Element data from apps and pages
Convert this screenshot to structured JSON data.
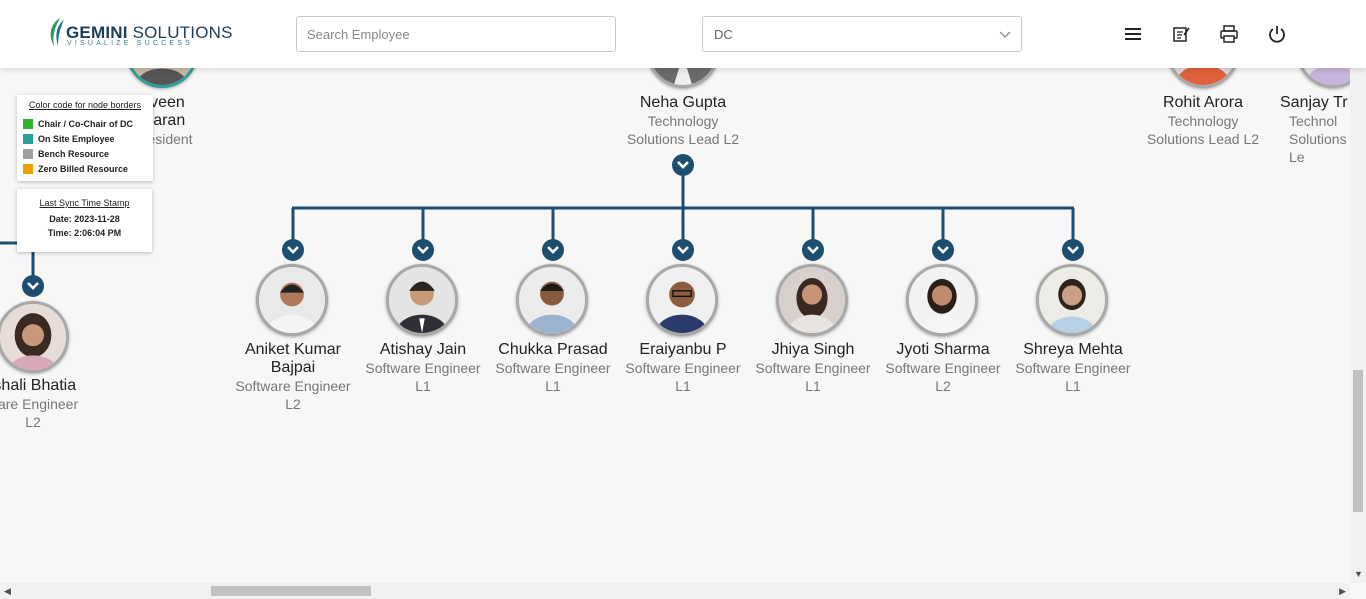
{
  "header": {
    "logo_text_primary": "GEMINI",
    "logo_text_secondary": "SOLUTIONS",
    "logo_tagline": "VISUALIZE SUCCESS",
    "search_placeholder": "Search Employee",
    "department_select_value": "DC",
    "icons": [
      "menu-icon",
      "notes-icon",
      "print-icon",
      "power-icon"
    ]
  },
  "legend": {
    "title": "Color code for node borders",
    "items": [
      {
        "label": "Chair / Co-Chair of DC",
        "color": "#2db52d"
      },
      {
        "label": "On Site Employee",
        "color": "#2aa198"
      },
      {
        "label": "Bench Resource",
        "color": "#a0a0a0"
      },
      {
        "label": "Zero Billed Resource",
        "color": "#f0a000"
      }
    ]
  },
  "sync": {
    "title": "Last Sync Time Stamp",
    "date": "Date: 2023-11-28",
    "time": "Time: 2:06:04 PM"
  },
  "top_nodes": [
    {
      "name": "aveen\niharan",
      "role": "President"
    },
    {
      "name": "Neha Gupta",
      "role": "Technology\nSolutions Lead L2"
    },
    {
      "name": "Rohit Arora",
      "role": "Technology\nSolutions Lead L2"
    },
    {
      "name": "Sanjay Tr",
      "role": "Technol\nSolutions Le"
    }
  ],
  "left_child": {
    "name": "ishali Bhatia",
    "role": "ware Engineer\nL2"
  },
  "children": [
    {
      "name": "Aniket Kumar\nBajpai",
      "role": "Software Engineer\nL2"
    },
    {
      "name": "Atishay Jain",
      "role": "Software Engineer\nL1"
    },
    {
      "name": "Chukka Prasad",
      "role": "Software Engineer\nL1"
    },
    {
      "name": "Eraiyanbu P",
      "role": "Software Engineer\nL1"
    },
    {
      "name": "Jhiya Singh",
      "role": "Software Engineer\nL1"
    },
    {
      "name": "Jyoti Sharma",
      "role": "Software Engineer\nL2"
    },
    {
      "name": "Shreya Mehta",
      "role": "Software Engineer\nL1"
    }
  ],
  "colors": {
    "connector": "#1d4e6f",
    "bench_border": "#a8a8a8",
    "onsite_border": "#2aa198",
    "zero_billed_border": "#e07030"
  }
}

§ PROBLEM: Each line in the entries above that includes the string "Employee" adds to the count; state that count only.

§ WRITTEN RESPONSE: 2